Epstein controls a one-man customer service department from his home office and cajoles his customers to stand by My Father’s Place while he rebooks three months of shows. He cajoles his customers and says he has retained 97% of his ticket sales. “If on the rescheduled dates you can’t make it cause you got to go to a bar mitzvah, or your grandchild’s birthday party, or your grandmother’s wake, then we’ll give you your money back,” he said. “But I’m not going to do that without coercing you or pleading with you to look at what else is on the website that you might want to see.”

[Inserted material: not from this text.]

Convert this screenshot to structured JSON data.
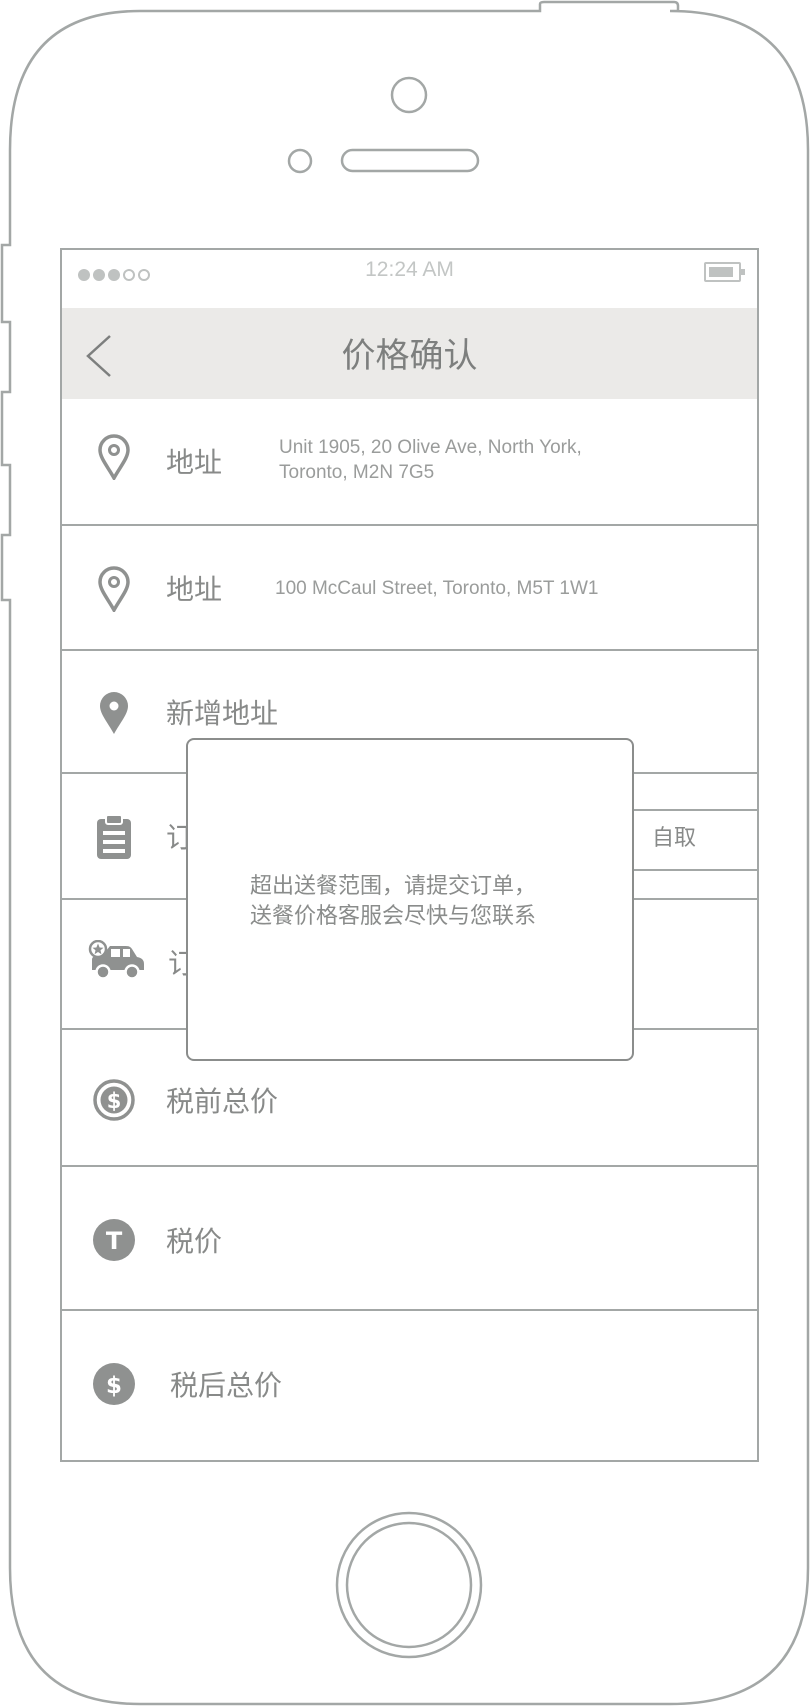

A handful of venues, including Stony Brook University’s Staller Center for the Arts, a nonprofit 60 miles east of Manhattan, cancelled the remainder of their spring shows and automatically refunded ticket holders. Alan Inkles, the Director of the Staller Center, described the decision as “the cleanest way to go,” but acknowledges that it was imperfect, and is not practical for every venue. He endured what he considers “tough negotiations” with various artists and bookers.
“We did make some deposits on shows which were not recoverable” Inkles said. “We hope to try to put some of those deposits towards our next bookings with these shows. So, it’s surely a significant loss for the center.”
Eberle believes the biggest factor jumbling refund disputes is that “there’s no industry standard that someone has to uphold.” The scramble for revenue and refunds may draw the live music industry into a precarious future. “I don’t know if it’ll ever recover,” Eberle said.